These trains carry crude from shale formations in North Dakota, Colorado and Texas. With over 100 cars, each carrying 30,000 gallons or more of highly volatile oil, they have been described as “mile-long bombs.”
They roll through many major U.S. cities around the clock while most residents remain unaware of the imminent danger. A CSX train derailment in Philadelphia this January happened near hospitals, universities and a major residential area and within sight of the city’s business district.
In February, the Wall Street Journal reported that crude oil from the North Dakota Bakken formation contains a high content of combustible gas, making it more volatile than most traditional light crude. (thinkprogress.org)
The WSJ study tested for vapor pressure — oil’s tendency to evaporate and emit combustible gases. Crude from shale formations in North Dakota and Texas measured vapor pressure readings of between 8 to 12 PSI [pounds per square inch] compared to 3.33 PSI for Gulf of Mexico oil and 4.8 PSI for oil from Iraq.

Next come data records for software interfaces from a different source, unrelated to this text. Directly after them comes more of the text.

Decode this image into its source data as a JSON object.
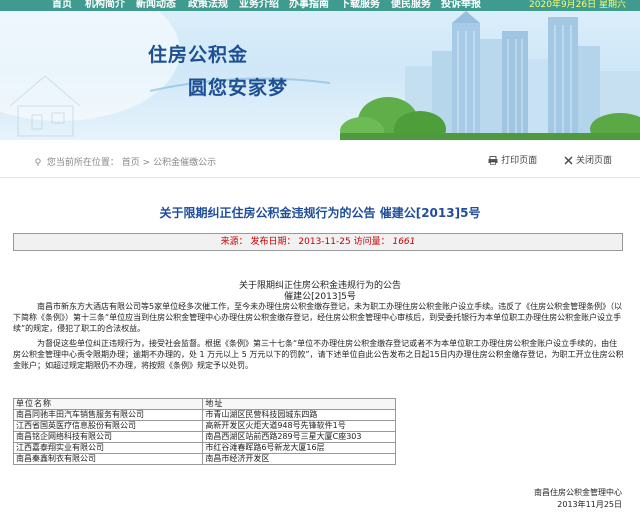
{
  "nav": {
    "items": [
      "首页",
      "机构简介",
      "新闻动态",
      "政策法规",
      "业务介绍",
      "办事指南",
      "下载服务",
      "便民服务",
      "投诉举报"
    ],
    "date": "2020年9月26日 星期六"
  },
  "banner": {
    "title1": "住房公积金",
    "title2": "圆您安家梦"
  },
  "breadcrumb": {
    "prefix": "您当前所在位置：",
    "home": "首页",
    "separator": ">",
    "section": "公积金催缴公示"
  },
  "tools": {
    "print": "打印页面",
    "close": "关闭页面"
  },
  "article": {
    "title": "关于限期纠正住房公积金违规行为的公告 催建公[2013]5号",
    "source_label": "来源：",
    "date_label": "发布日期：",
    "date": "2013-11-25",
    "visits_label": "访问量：",
    "visits": "1661",
    "heading": "关于限期纠正住房公积金违规行为的公告",
    "doc_number": "催建公[2013]5号",
    "para1": "南昌市新东方大酒店有限公司等5家单位经多次催工作，至今未办理住房公积金缴存登记，未为职工办理住房公积金账户设立手续。违反了《住房公积金管理条例》（以下简称《条例》）第十三条“单位应当到住房公积金管理中心办理住房公积金缴存登记，经住房公积金管理中心审核后，到受委托银行为本单位职工办理住房公积金账户设立手续”的规定，侵犯了职工的合法权益。",
    "para2": "为督促这些单位纠正违规行为，接受社会监督。根据《条例》第三十七条“单位不办理住房公积金缴存登记或者不为本单位职工办理住房公积金账户设立手续的，由住房公积金管理中心责令限期办理；逾期不办理的，处 1 万元以上 5 万元以下的罚款”，请下述单位自此公告发布之日起15日内办理住房公积金缴存登记，为职工开立住房公积金账户；如超过规定期限仍不办理，将按照《条例》规定予以处罚。",
    "table": {
      "headers": [
        "单位名称",
        "地址"
      ],
      "rows": [
        [
          "南昌同驰丰田汽车销售服务有限公司",
          "市青山湖区民营科技园城东四路"
        ],
        [
          "江西省国英医疗信息股份有限公司",
          "高新开发区火炬大道948号先锋软件1号"
        ],
        [
          "南昌铭企网络科技有限公司",
          "南昌西湖区站前西路289号三星大厦C座303"
        ],
        [
          "江西嘉泰翔实业有限公司",
          "市红谷滩春晖路6号新龙大厦16层"
        ],
        [
          "南昌秦鑫制衣有限公司",
          "南昌市经济开发区"
        ]
      ]
    },
    "signature": "南昌住房公积金管理中心",
    "sign_date": "2013年11月25日"
  },
  "colors": {
    "nav_bg": "#3f9a8f",
    "nav_date": "#ffff66",
    "banner_title": "#1d4f93",
    "article_title": "#1f4d9c",
    "info_text": "#cc0000"
  }
}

Regulators from the federal Pipeline and Hazardous Materials Safety Administration also took into consideration that chemicals used in the hydraulic fracturing process may contribute to the combustible nature of shale crude.
With more crude being produced in North Dakota, transport by rail from that area has increased dramatically. The amount carried by major U.S. freight railroads increased by 75 percent from 2012 to 2013, according to the American Association of Railroads. (Insideenergy.org, May 12)

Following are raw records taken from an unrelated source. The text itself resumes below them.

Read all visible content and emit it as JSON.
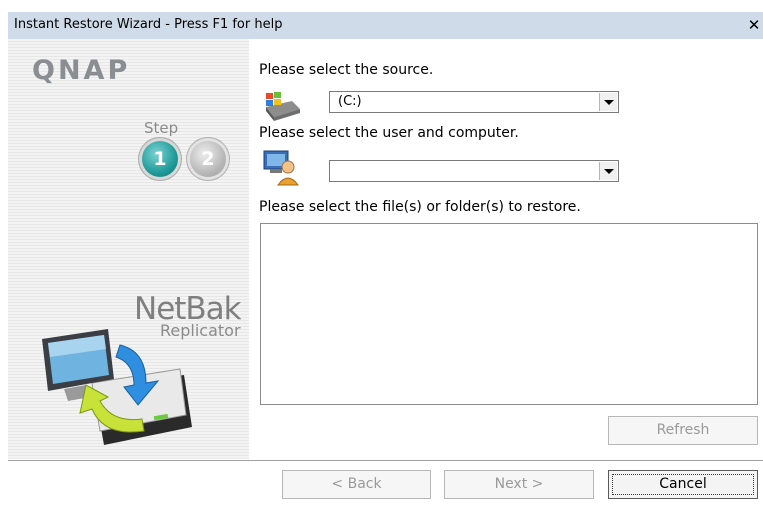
{
  "window": {
    "title": "Instant Restore Wizard - Press F1 for help",
    "close_glyph": "✕"
  },
  "sidebar": {
    "logo": "QNAP",
    "step_label": "Step",
    "steps": [
      "1",
      "2"
    ],
    "current_step": 1,
    "product_name": "NetBak",
    "product_sub": "Replicator"
  },
  "main": {
    "source_prompt": "Please select the source.",
    "source_value": "(C:)",
    "user_prompt": "Please select the user and computer.",
    "user_value": "",
    "files_prompt": "Please select the file(s) or folder(s) to restore.",
    "refresh_label": "Refresh"
  },
  "footer": {
    "back_label": "< Back",
    "next_label": "Next >",
    "cancel_label": "Cancel"
  },
  "icons": {
    "source": "drive-icon",
    "user": "user-computer-icon",
    "product": "monitor-drive-sync-icon"
  },
  "colors": {
    "titlebar": "#cfdbe8",
    "step_active": "#1f9b9a",
    "step_inactive": "#b9b9b9"
  }
}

Most of the railcars involved in crude-train explosions are class DOT-111, normally used to transport agricultural commodities. Distinguished by their black bullet shapes, these cars are rupture-prone and not designed to carry volatile chemicals.

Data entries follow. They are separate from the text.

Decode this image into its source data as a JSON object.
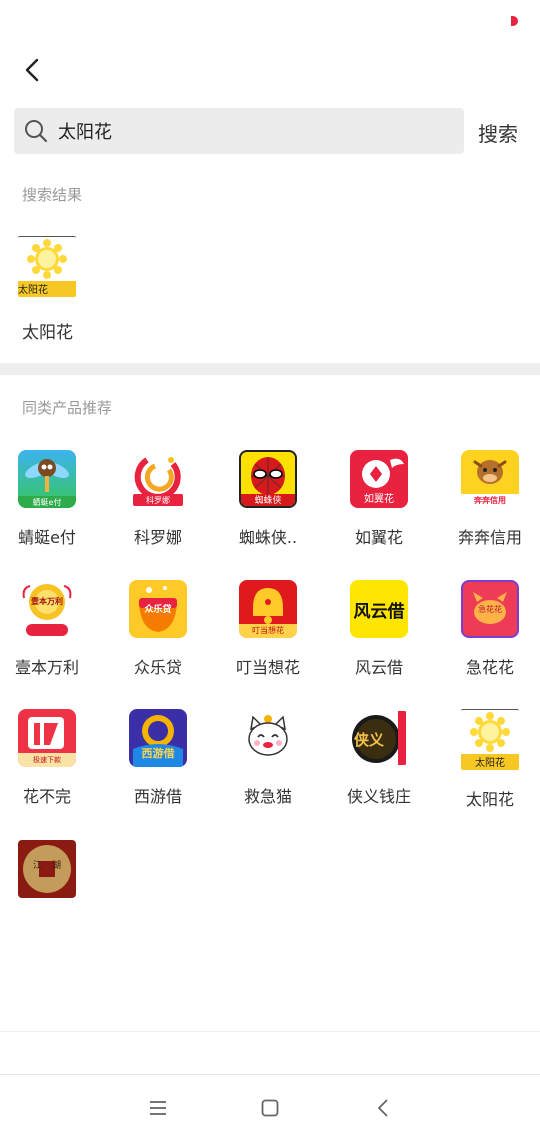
{
  "search": {
    "query": "太阳花",
    "button_label": "搜索"
  },
  "results": {
    "heading": "搜索结果",
    "items": [
      {
        "label": "太阳花",
        "icon": "sunflower-app-icon",
        "icon_text": "太阳花"
      }
    ]
  },
  "recommend": {
    "heading": "同类产品推荐",
    "items": [
      {
        "label": "蜻蜓e付",
        "icon": "dragonfly-app-icon",
        "icon_text": "蜻蜓e付"
      },
      {
        "label": "科罗娜",
        "icon": "keluona-app-icon",
        "icon_text": "科罗娜"
      },
      {
        "label": "蜘蛛侠..",
        "icon": "spiderman-app-icon",
        "icon_text": "蜘蛛侠"
      },
      {
        "label": "如翼花",
        "icon": "ruyihua-app-icon",
        "icon_text": "如翼花"
      },
      {
        "label": "奔奔信用",
        "icon": "benben-app-icon",
        "icon_text": "奔奔信用"
      },
      {
        "label": "壹本万利",
        "icon": "yiben-app-icon",
        "icon_text": "壹本万利"
      },
      {
        "label": "众乐贷",
        "icon": "zhongle-app-icon",
        "icon_text": "众乐贷"
      },
      {
        "label": "叮当想花",
        "icon": "dingdang-app-icon",
        "icon_text": "叮当想花"
      },
      {
        "label": "风云借",
        "icon": "fengyun-app-icon",
        "icon_text": "风云借"
      },
      {
        "label": "急花花",
        "icon": "jihuahua-app-icon",
        "icon_text": "急花花"
      },
      {
        "label": "花不完",
        "icon": "huabuwan-app-icon",
        "icon_text": "极速下款"
      },
      {
        "label": "西游借",
        "icon": "xiyou-app-icon",
        "icon_text": "西游借"
      },
      {
        "label": "救急猫",
        "icon": "lucky-cat-app-icon",
        "icon_text": ""
      },
      {
        "label": "侠义钱庄",
        "icon": "xiayi-app-icon",
        "icon_text": "侠义"
      },
      {
        "label": "太阳花",
        "icon": "sunflower-app-icon",
        "icon_text": "太阳花"
      },
      {
        "label": "",
        "icon": "jianghu-app-icon",
        "icon_text": "江湖"
      }
    ]
  },
  "colors": {
    "accent_red": "#e8223f",
    "divider": "#eeeeee",
    "search_bg": "#ececec"
  }
}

Efforts to phase out all class DOT-111s or to refit them have met resistance from the energy industry, which owns the tankers and would have to foot the bill to replace them or make them stronger. Like the fracking process itself, trains carrying shale oil are not regulated or subject to strict routing requirements of the kind placed on railcars transporting other hazardous materials.
Public pressure is mounting to ban or at least redirect rail transport of shale oil.
In June, the U.S. Department of Transportation issued an emergency order requiring railroads to alert states when running trains carrying oil from North Dakota. However, the order does not require the sharing of detailed information on the volatility of the crude or informing the public when bomb-trains run through communities. A number of states have signed agreements pushed by the railroads to shield this information from the public.
After labeling the transport of crude oil by train “an imminent hazard,” the Transportation Department on May 7 required railroad companies to notify local emergency responders when shipping crude through their states. Yet most fire departments are ill-equipped to handle the explosions or spills likely to occur.
The Transportation Department requires public notification of trains carrying more than one million gallons of Bakken crude, but not volatile crude from other shale formations. While urging shippers to stop using DOT-111 cars, it stopped short of mandating this.
After residents in St. Louis who live near Union Pacific rail lines organized, crude trains were banned from running through that city in June. Stopping the rail shipment of shale-crude may be an uphill fight, but the example from St. Louis, where organizers went door-to-door to raise community awareness, shows it can be done.